I am so old, I can remember the day that Dow Jones Industrial Average permanently broke the milestone value of 1,000. It was in December 1982 – when I was still in high school. I was enough of a business & investing geek even then to recall reading about it in the newspaper.
Now, with the DJIA pushing almost 35x that landmark, I’m astounded to see that the market has grown +9.58% on average every year since that time. Add in dividends and you have double-digit returns on average over four decades. Truly a golden age!
Yet we all know that the market doesn’t move straight up. There have been a lot of bumps in the road since that time, which got me thinking bout volatility of returns.

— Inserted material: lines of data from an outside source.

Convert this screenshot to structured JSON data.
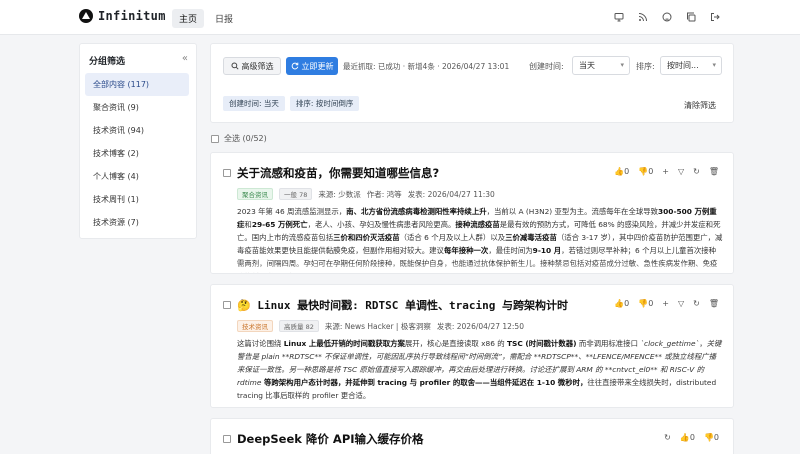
{
  "app": {
    "name": "Infinitum"
  },
  "nav": {
    "home": "主页",
    "daily": "日报"
  },
  "icons": {
    "monitor": "monitor-icon",
    "rss": "rss-icon",
    "github": "github-icon",
    "copy": "copy-icon",
    "logout": "logout-icon"
  },
  "sidebar": {
    "title": "分组筛选",
    "collapse": "«",
    "items": [
      {
        "label": "全部内容 (117)",
        "active": true
      },
      {
        "label": "聚合资讯 (9)"
      },
      {
        "label": "技术资讯 (94)"
      },
      {
        "label": "技术博客 (2)"
      },
      {
        "label": "个人博客 (4)"
      },
      {
        "label": "技术周刊 (1)"
      },
      {
        "label": "技术资源 (7)"
      }
    ]
  },
  "filters": {
    "advanced": "高级筛选",
    "update": "立即更新",
    "fetch_status": "最近抓取: 已成功 · 新增4条 · 2026/04/27 13:01",
    "created_label": "创建时间:",
    "created_value": "当天",
    "sort_label": "排序:",
    "sort_value": "按时间...",
    "chips": [
      "创建时间: 当天",
      "排序: 按时间倒序"
    ],
    "clear": "清除筛选"
  },
  "select_all": "全选 (0/52)",
  "cards": [
    {
      "title": "关于流感和疫苗，你需要知道哪些信息?",
      "up": "0",
      "down": "0",
      "tag": "聚合资讯",
      "level": "一般 78",
      "source": "来源: 少数派",
      "author": "作者: 鸿等",
      "published": "发表: 2026/04/27 11:30",
      "body": [
        {
          "t": "2023 年第 46 周流感监测显示，"
        },
        {
          "t": "南、北方省份流感病毒检测阳性率持续上升",
          "b": true
        },
        {
          "t": "，当前以 A (H3N2) 亚型为主。流感每年在全球导致"
        },
        {
          "t": "300-500 万例重症",
          "b": true
        },
        {
          "t": "和"
        },
        {
          "t": "29-65 万例死亡",
          "b": true
        },
        {
          "t": "，老人、小孩、孕妇及慢性病患者风险更高。"
        },
        {
          "t": "接种流感疫苗",
          "b": true
        },
        {
          "t": "是最有效的预防方式，可降低 68% 的感染风险，并减少并发症和死亡。国内上市的流感疫苗包括"
        },
        {
          "t": "三价和四价灭活疫苗",
          "b": true
        },
        {
          "t": "（适合 6 个月及以上人群）以及"
        },
        {
          "t": "三价减毒活疫苗",
          "b": true
        },
        {
          "t": "（适合 3-17 岁），其中四价疫苗防护范围更广，减毒疫苗能效果更快且能提供黏膜免疫，但副作用相对较大。建议"
        },
        {
          "t": "每年接种一次",
          "b": true
        },
        {
          "t": "，最佳时间为"
        },
        {
          "t": "9-10 月",
          "b": true
        },
        {
          "t": "，若错过则尽早补种；6 个月以上儿童首次接种需两剂，间隔四周。孕妇可在孕期任何阶段接种，既能保护自身，也能通过抗体保护新生儿。接种禁忌包括对疫苗成分过敏、急性疾病发作期、免疫功能低下者及孕妇..."
        }
      ]
    },
    {
      "emoji": "🤔",
      "title": "Linux 最快时间戳: RDTSC 单调性、tracing 与跨架构计时",
      "up": "0",
      "down": "0",
      "tag": "技术资讯",
      "level": "高质量 82",
      "source": "来源: News Hacker | 极客洞察",
      "published": "发表: 2026/04/27 12:50",
      "body": [
        {
          "t": "这篇讨论围绕 "
        },
        {
          "t": "Linux 上最低开销的时间戳获取方案",
          "b": true
        },
        {
          "t": "展开，核心是直接读取 x86 的 "
        },
        {
          "t": "TSC (时间戳计数器)",
          "b": true
        },
        {
          "t": " 而非调用标准接口 "
        },
        {
          "t": "`clock_gettime`",
          "i": true
        },
        {
          "t": "，"
        },
        {
          "t": "关键警告是 plain **RDTSC** 不保证单调性，可能因乱序执行导致线程间“时间倒流”，需配合 **RDTSCP**、**LFENCE/MFENCE** 或独立线程广播来保证一致性。另一种思路是将 TSC 原始值直接写入跟踪缓冲，再交由后处理进行转换。讨论还扩展到 ARM 的 **cntvct_el0** 和 RISC-V 的 rdtime",
          "i": true
        },
        {
          "t": " 等跨架构用户态计时器，并延伸到 tracing 与 profiler 的取舍——当组件延迟在 1-10 微秒时，",
          "b": true
        },
        {
          "t": "往往直接带来全线损失时，distributed tracing 比事后取样的 profiler 更合适。"
        }
      ]
    },
    {
      "title": "DeepSeek 降价 API输入缓存价格",
      "up": "0",
      "down": "0"
    }
  ]
}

I ran across this Vanguard chart that gives us long view …
Starting in 1980, it shows the 30-day volatility in the S&P 500. Your eye is quickly drawn to the few scary peaks, but overall the market is no more volatile over the last 5-10 years as the previous 30. Behind the green line, you see the S&P 500 significantly gaining in value, despite the double-bump between 2000-2010.
I was pretty heartened by this chart. Crises are going to emerge, but the market has gotten back to its growth trend pretty quickly. Volatility tends to come in sudden big waves, but then those waves subside pretty quickly.
I suppose as the market is bigger and more diversified we should expect more stability. Still, it’s good to see it actually behaves that way. Only the good lord knows what the next 10 years will bring – likely a big downturn or two – but hopefully businesses will get back on track for the long-term. Just as they have over the last 40 years.
How Do You Interpret This Trend?
Image Credit: Pixabay